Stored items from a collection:
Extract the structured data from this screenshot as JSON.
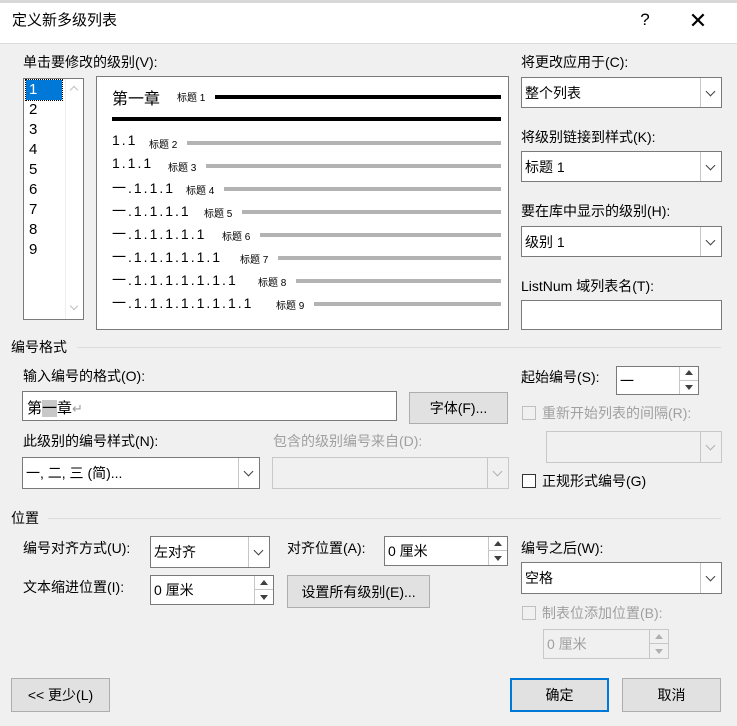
{
  "window": {
    "title": "定义新多级列表",
    "help": "?",
    "close": "✕"
  },
  "left": {
    "click_level_label": "单击要修改的级别(V):",
    "levels": [
      "1",
      "2",
      "3",
      "4",
      "5",
      "6",
      "7",
      "8",
      "9"
    ],
    "selected_level": "1"
  },
  "preview": {
    "rows": [
      {
        "num": "第一章",
        "style": "标题 1"
      },
      {
        "num": "1.1",
        "style": "标题 2"
      },
      {
        "num": "1.1.1",
        "style": "标题 3"
      },
      {
        "num": "一.1.1.1",
        "style": "标题 4"
      },
      {
        "num": "一.1.1.1.1",
        "style": "标题 5"
      },
      {
        "num": "一.1.1.1.1.1",
        "style": "标题 6"
      },
      {
        "num": "一.1.1.1.1.1.1",
        "style": "标题 7"
      },
      {
        "num": "一.1.1.1.1.1.1.1",
        "style": "标题 8"
      },
      {
        "num": "一.1.1.1.1.1.1.1.1",
        "style": "标题 9"
      }
    ]
  },
  "right": {
    "apply_to_label": "将更改应用于(C):",
    "apply_to_value": "整个列表",
    "link_style_label": "将级别链接到样式(K):",
    "link_style_value": "标题 1",
    "gallery_level_label": "要在库中显示的级别(H):",
    "gallery_level_value": "级别 1",
    "listnum_label": "ListNum 域列表名(T):",
    "listnum_value": ""
  },
  "number_format": {
    "section": "编号格式",
    "input_label": "输入编号的格式(O):",
    "input_value": {
      "prefix": "第",
      "highlight": "一",
      "suffix": "章",
      "mark": "↵"
    },
    "font_button": "字体(F)...",
    "style_label": "此级别的编号样式(N):",
    "style_value": "一, 二, 三 (简)...",
    "include_label": "包含的级别编号来自(D):",
    "include_value": "",
    "start_at_label": "起始编号(S):",
    "start_at_value": "一",
    "restart_label": "重新开始列表的间隔(R):",
    "restart_value": "",
    "legal_label": "正规形式编号(G)"
  },
  "position": {
    "section": "位置",
    "align_label": "编号对齐方式(U):",
    "align_value": "左对齐",
    "align_at_label": "对齐位置(A):",
    "align_at_value": "0 厘米",
    "indent_label": "文本缩进位置(I):",
    "indent_value": "0 厘米",
    "set_all_button": "设置所有级别(E)...",
    "follow_label": "编号之后(W):",
    "follow_value": "空格",
    "tab_add_label": "制表位添加位置(B):",
    "tab_add_value": "0 厘米"
  },
  "footer": {
    "less_button": "<< 更少(L)",
    "ok_button": "确定",
    "cancel_button": "取消"
  },
  "colors": {
    "accent": "#0078d7",
    "dialog_bg": "#f0f0f0",
    "disabled_text": "#a0a0a0"
  }
}
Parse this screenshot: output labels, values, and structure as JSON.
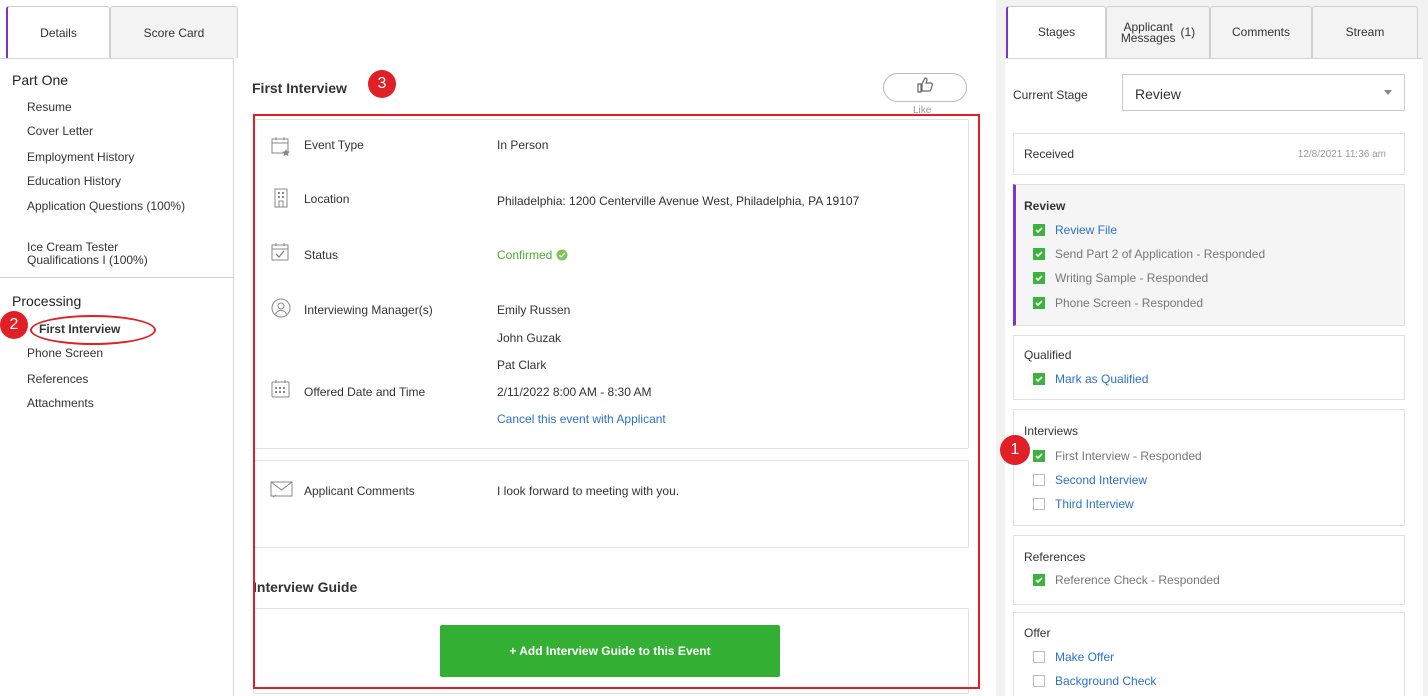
{
  "left_tabs": {
    "details": "Details",
    "score_card": "Score Card"
  },
  "nav": {
    "part_one": "Part One",
    "part_one_items": [
      "Resume",
      "Cover Letter",
      "Employment History",
      "Education History",
      "Application Questions (100%)",
      "Ice Cream Tester Qualifications I (100%)"
    ],
    "processing": "Processing",
    "processing_items": [
      "First Interview",
      "Phone Screen",
      "References",
      "Attachments"
    ]
  },
  "main": {
    "title": "First Interview",
    "like": "Like",
    "rows": {
      "event_type_label": "Event Type",
      "event_type_value": "In Person",
      "location_label": "Location",
      "location_value": "Philadelphia: 1200 Centerville Avenue West, Philadelphia, PA 19107",
      "status_label": "Status",
      "status_value": "Confirmed",
      "managers_label": "Interviewing Manager(s)",
      "managers": [
        "Emily Russen",
        "John Guzak",
        "Pat Clark"
      ],
      "offered_label": "Offered Date and Time",
      "offered_value": "2/11/2022 8:00 AM - 8:30 AM",
      "cancel_link": "Cancel this event with Applicant"
    },
    "comments_label": "Applicant Comments",
    "comments_value": "I look forward to meeting with you.",
    "guide_title": "Interview Guide",
    "guide_button": "+ Add Interview Guide to this Event"
  },
  "badges": {
    "one": "1",
    "two": "2",
    "three": "3"
  },
  "right_tabs": {
    "stages": "Stages",
    "messages_line1": "Applicant",
    "messages_line2": "Messages",
    "messages_count": "(1)",
    "comments": "Comments",
    "stream": "Stream"
  },
  "stages": {
    "current_stage_label": "Current Stage",
    "current_stage_value": "Review",
    "received": "Received",
    "received_date": "12/8/2021 11:36 am",
    "review": "Review",
    "review_tasks": [
      {
        "name": "Review File",
        "suffix": ""
      },
      {
        "name": "Send Part 2 of Application",
        "suffix": " - Responded"
      },
      {
        "name": "Writing Sample",
        "suffix": " - Responded"
      },
      {
        "name": "Phone Screen",
        "suffix": " - Responded"
      }
    ],
    "qualified": "Qualified",
    "qualified_task": "Mark as Qualified",
    "interviews": "Interviews",
    "interview_tasks": [
      {
        "name": "First Interview",
        "suffix": " - Responded"
      },
      {
        "name": "Second Interview",
        "suffix": ""
      },
      {
        "name": "Third Interview",
        "suffix": ""
      }
    ],
    "references": "References",
    "reference_task": {
      "name": "Reference Check",
      "suffix": " - Responded"
    },
    "offer": "Offer",
    "offer_tasks": [
      "Make Offer",
      "Background Check"
    ]
  },
  "colors": {
    "accent": "#7b35c8",
    "annotation_red": "#e01f26",
    "success_green": "#33b033",
    "link_blue": "#2a72c9"
  }
}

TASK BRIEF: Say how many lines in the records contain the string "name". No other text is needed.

SOLUTION TO THIS PROBLEM: 8